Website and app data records
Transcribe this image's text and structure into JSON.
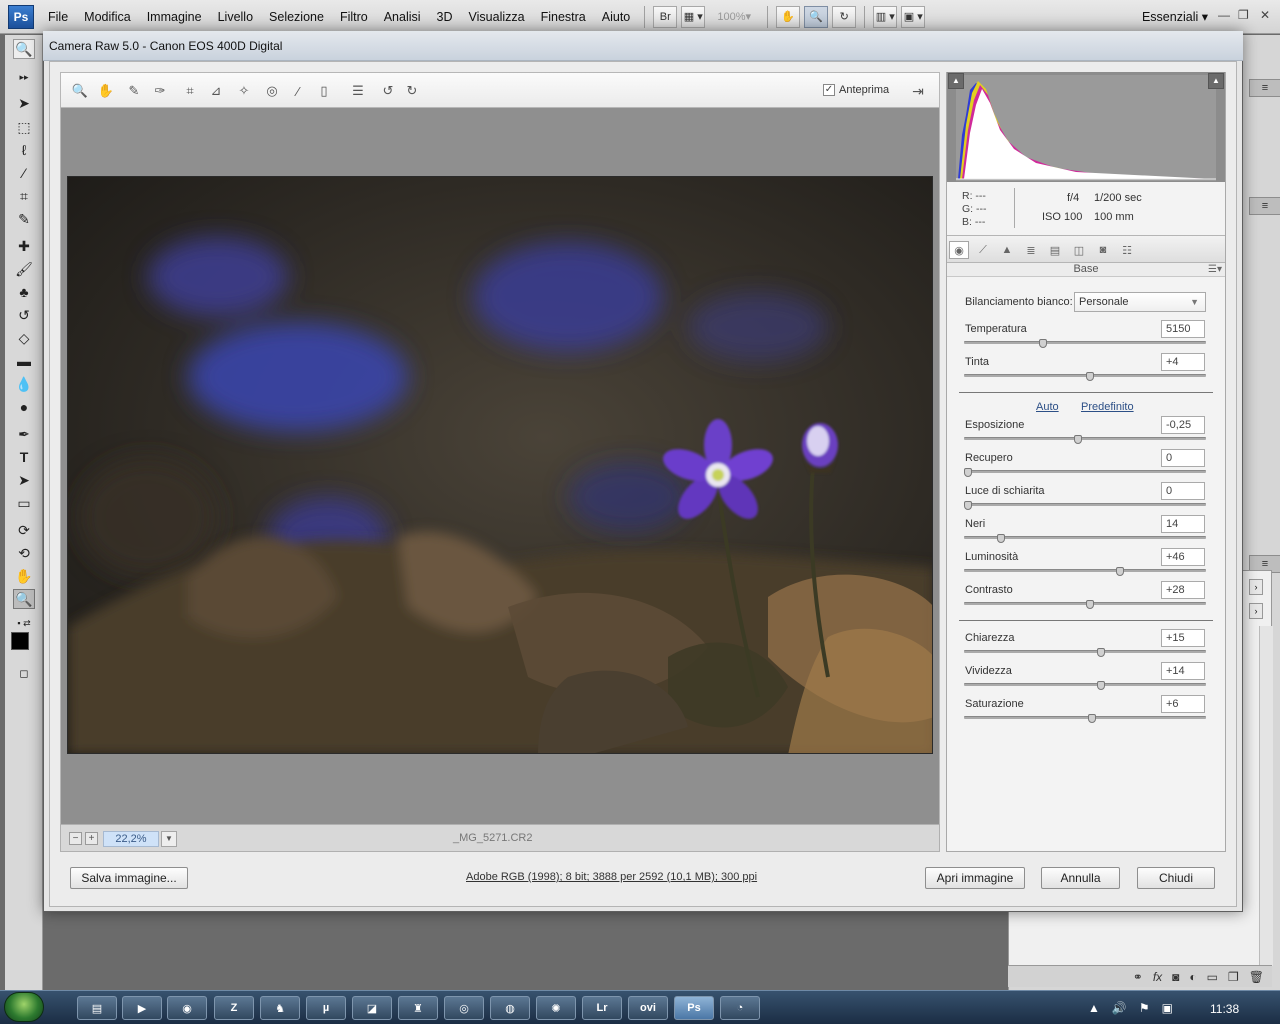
{
  "photoshop": {
    "logo": "Ps",
    "menus": [
      "File",
      "Modifica",
      "Immagine",
      "Livello",
      "Selezione",
      "Filtro",
      "Analisi",
      "3D",
      "Visualizza",
      "Finestra",
      "Aiuto"
    ],
    "bridge_label": "Br",
    "zoom_level": "100%",
    "workspace": "Essenziali"
  },
  "camera_raw": {
    "title": "Camera Raw 5.0  -  Canon EOS 400D Digital",
    "preview_label": "Anteprima",
    "zoom": "22,2%",
    "filename": "_MG_5271.CR2",
    "readout": {
      "r": "R:  ---",
      "g": "G:  ---",
      "b": "B:  ---",
      "aperture": "f/4",
      "shutter": "1/200 sec",
      "iso": "ISO 100",
      "focal": "100 mm"
    },
    "panel_name": "Base",
    "white_balance_label": "Bilanciamento bianco:",
    "white_balance_value": "Personale",
    "auto_link": "Auto",
    "default_link": "Predefinito",
    "sliders": [
      {
        "label": "Temperatura",
        "value": "5150",
        "pos": 0.32
      },
      {
        "label": "Tinta",
        "value": "+4",
        "pos": 0.52
      },
      {
        "label": "Esposizione",
        "value": "-0,25",
        "pos": 0.47
      },
      {
        "label": "Recupero",
        "value": "0",
        "pos": 0.0
      },
      {
        "label": "Luce di schiarita",
        "value": "0",
        "pos": 0.0
      },
      {
        "label": "Neri",
        "value": "14",
        "pos": 0.14
      },
      {
        "label": "Luminosità",
        "value": "+46",
        "pos": 0.65
      },
      {
        "label": "Contrasto",
        "value": "+28",
        "pos": 0.52
      },
      {
        "label": "Chiarezza",
        "value": "+15",
        "pos": 0.57
      },
      {
        "label": "Vividezza",
        "value": "+14",
        "pos": 0.57
      },
      {
        "label": "Saturazione",
        "value": "+6",
        "pos": 0.53
      }
    ],
    "save_button": "Salva immagine...",
    "workflow_link": "Adobe RGB (1998); 8 bit; 3888 per 2592 (10,1 MB); 300 ppi",
    "open_button": "Apri immagine",
    "cancel_button": "Annulla",
    "close_button": "Chiudi"
  },
  "taskbar": {
    "clock": "11:38",
    "lr_label": "Lr",
    "ovi_label": "ovi",
    "ps_label": "Ps"
  },
  "colors": {
    "accent": "#2c4f86",
    "zoom_bg": "#cfe2f8",
    "dialog_bg": "#ececec"
  }
}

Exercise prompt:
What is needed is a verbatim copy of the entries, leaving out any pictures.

Result of the exercise:
Transcribe this image's text and structure into JSON.
{
  "photoshop": {
    "logo": "Ps",
    "menus": [
      "File",
      "Modifica",
      "Immagine",
      "Livello",
      "Selezione",
      "Filtro",
      "Analisi",
      "3D",
      "Visualizza",
      "Finestra",
      "Aiuto"
    ],
    "bridge_label": "Br",
    "zoom_level": "100%",
    "workspace": "Essenziali"
  },
  "camera_raw": {
    "title": "Camera Raw 5.0  -  Canon EOS 400D Digital",
    "preview_label": "Anteprima",
    "zoom": "22,2%",
    "filename": "_MG_5271.CR2",
    "readout": {
      "r": "R:  ---",
      "g": "G:  ---",
      "b": "B:  ---",
      "aperture": "f/4",
      "shutter": "1/200 sec",
      "iso": "ISO 100",
      "focal": "100 mm"
    },
    "panel_name": "Base",
    "white_balance_label": "Bilanciamento bianco:",
    "white_balance_value": "Personale",
    "auto_link": "Auto",
    "default_link": "Predefinito",
    "sliders": [
      {
        "label": "Temperatura",
        "value": "5150",
        "pos": 0.32
      },
      {
        "label": "Tinta",
        "value": "+4",
        "pos": 0.52
      },
      {
        "label": "Esposizione",
        "value": "-0,25",
        "pos": 0.47
      },
      {
        "label": "Recupero",
        "value": "0",
        "pos": 0.0
      },
      {
        "label": "Luce di schiarita",
        "value": "0",
        "pos": 0.0
      },
      {
        "label": "Neri",
        "value": "14",
        "pos": 0.14
      },
      {
        "label": "Luminosità",
        "value": "+46",
        "pos": 0.65
      },
      {
        "label": "Contrasto",
        "value": "+28",
        "pos": 0.52
      },
      {
        "label": "Chiarezza",
        "value": "+15",
        "pos": 0.57
      },
      {
        "label": "Vividezza",
        "value": "+14",
        "pos": 0.57
      },
      {
        "label": "Saturazione",
        "value": "+6",
        "pos": 0.53
      }
    ],
    "save_button": "Salva immagine...",
    "workflow_link": "Adobe RGB (1998); 8 bit; 3888 per 2592 (10,1 MB); 300 ppi",
    "open_button": "Apri immagine",
    "cancel_button": "Annulla",
    "close_button": "Chiudi"
  },
  "taskbar": {
    "clock": "11:38",
    "lr_label": "Lr",
    "ovi_label": "ovi",
    "ps_label": "Ps"
  },
  "colors": {
    "accent": "#2c4f86",
    "zoom_bg": "#cfe2f8",
    "dialog_bg": "#ececec"
  }
}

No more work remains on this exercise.